App and web page records:
= = =
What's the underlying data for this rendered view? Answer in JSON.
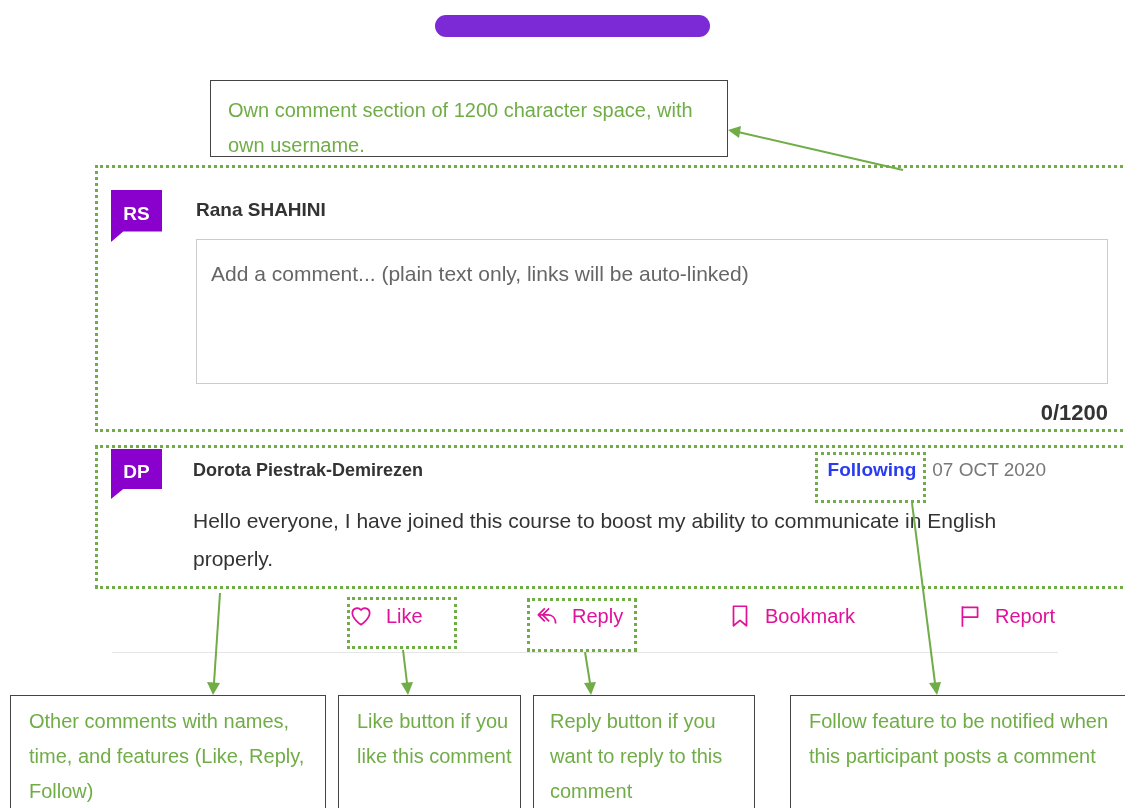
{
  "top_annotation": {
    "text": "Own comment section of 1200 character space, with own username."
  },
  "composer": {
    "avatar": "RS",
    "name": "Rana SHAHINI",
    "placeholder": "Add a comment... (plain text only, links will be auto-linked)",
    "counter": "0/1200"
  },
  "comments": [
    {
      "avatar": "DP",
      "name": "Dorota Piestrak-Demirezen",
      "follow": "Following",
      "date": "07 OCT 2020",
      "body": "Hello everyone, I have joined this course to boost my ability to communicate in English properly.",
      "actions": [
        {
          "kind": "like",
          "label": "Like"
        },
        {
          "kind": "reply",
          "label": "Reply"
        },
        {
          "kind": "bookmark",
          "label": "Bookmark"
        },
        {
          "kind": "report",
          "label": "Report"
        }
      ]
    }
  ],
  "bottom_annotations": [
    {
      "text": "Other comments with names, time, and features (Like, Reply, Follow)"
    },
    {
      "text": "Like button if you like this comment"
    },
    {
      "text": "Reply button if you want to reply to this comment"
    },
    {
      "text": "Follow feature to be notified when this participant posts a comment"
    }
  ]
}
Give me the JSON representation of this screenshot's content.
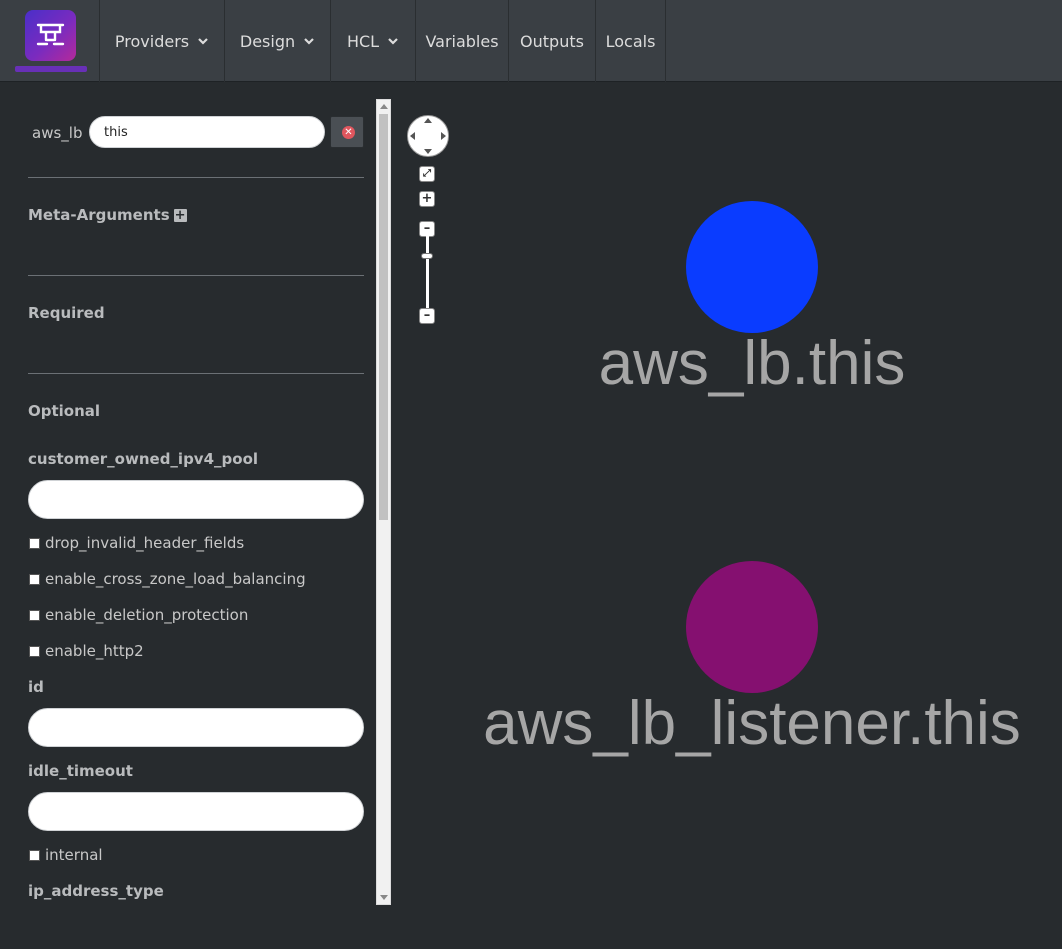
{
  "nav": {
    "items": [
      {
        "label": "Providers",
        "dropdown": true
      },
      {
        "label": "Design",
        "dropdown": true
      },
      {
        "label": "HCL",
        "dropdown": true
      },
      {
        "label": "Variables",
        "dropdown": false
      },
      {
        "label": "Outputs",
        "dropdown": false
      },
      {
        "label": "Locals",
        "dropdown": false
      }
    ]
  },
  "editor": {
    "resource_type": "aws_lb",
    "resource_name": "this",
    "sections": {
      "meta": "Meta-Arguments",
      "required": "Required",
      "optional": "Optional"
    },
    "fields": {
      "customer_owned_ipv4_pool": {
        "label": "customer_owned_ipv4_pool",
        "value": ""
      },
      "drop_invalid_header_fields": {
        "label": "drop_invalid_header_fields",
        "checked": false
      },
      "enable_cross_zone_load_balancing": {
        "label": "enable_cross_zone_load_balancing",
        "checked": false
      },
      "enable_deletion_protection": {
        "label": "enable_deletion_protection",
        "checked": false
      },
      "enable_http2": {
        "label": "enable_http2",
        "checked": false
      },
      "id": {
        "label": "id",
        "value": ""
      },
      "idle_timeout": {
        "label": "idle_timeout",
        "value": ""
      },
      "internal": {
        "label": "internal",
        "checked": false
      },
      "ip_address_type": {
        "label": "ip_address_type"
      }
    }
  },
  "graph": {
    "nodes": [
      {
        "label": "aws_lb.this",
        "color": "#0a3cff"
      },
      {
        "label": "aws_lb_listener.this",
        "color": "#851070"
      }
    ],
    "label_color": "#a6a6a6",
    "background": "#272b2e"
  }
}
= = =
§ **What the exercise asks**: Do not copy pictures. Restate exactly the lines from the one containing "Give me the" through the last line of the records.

§ **Response area**:
Give me the JSON representation of this screenshot's content.
{
  "nav": {
    "items": [
      {
        "label": "Providers",
        "dropdown": true
      },
      {
        "label": "Design",
        "dropdown": true
      },
      {
        "label": "HCL",
        "dropdown": true
      },
      {
        "label": "Variables",
        "dropdown": false
      },
      {
        "label": "Outputs",
        "dropdown": false
      },
      {
        "label": "Locals",
        "dropdown": false
      }
    ]
  },
  "editor": {
    "resource_type": "aws_lb",
    "resource_name": "this",
    "sections": {
      "meta": "Meta-Arguments",
      "required": "Required",
      "optional": "Optional"
    },
    "fields": {
      "customer_owned_ipv4_pool": {
        "label": "customer_owned_ipv4_pool",
        "value": ""
      },
      "drop_invalid_header_fields": {
        "label": "drop_invalid_header_fields",
        "checked": false
      },
      "enable_cross_zone_load_balancing": {
        "label": "enable_cross_zone_load_balancing",
        "checked": false
      },
      "enable_deletion_protection": {
        "label": "enable_deletion_protection",
        "checked": false
      },
      "enable_http2": {
        "label": "enable_http2",
        "checked": false
      },
      "id": {
        "label": "id",
        "value": ""
      },
      "idle_timeout": {
        "label": "idle_timeout",
        "value": ""
      },
      "internal": {
        "label": "internal",
        "checked": false
      },
      "ip_address_type": {
        "label": "ip_address_type"
      }
    }
  },
  "graph": {
    "nodes": [
      {
        "label": "aws_lb.this",
        "color": "#0a3cff"
      },
      {
        "label": "aws_lb_listener.this",
        "color": "#851070"
      }
    ],
    "label_color": "#a6a6a6",
    "background": "#272b2e"
  }
}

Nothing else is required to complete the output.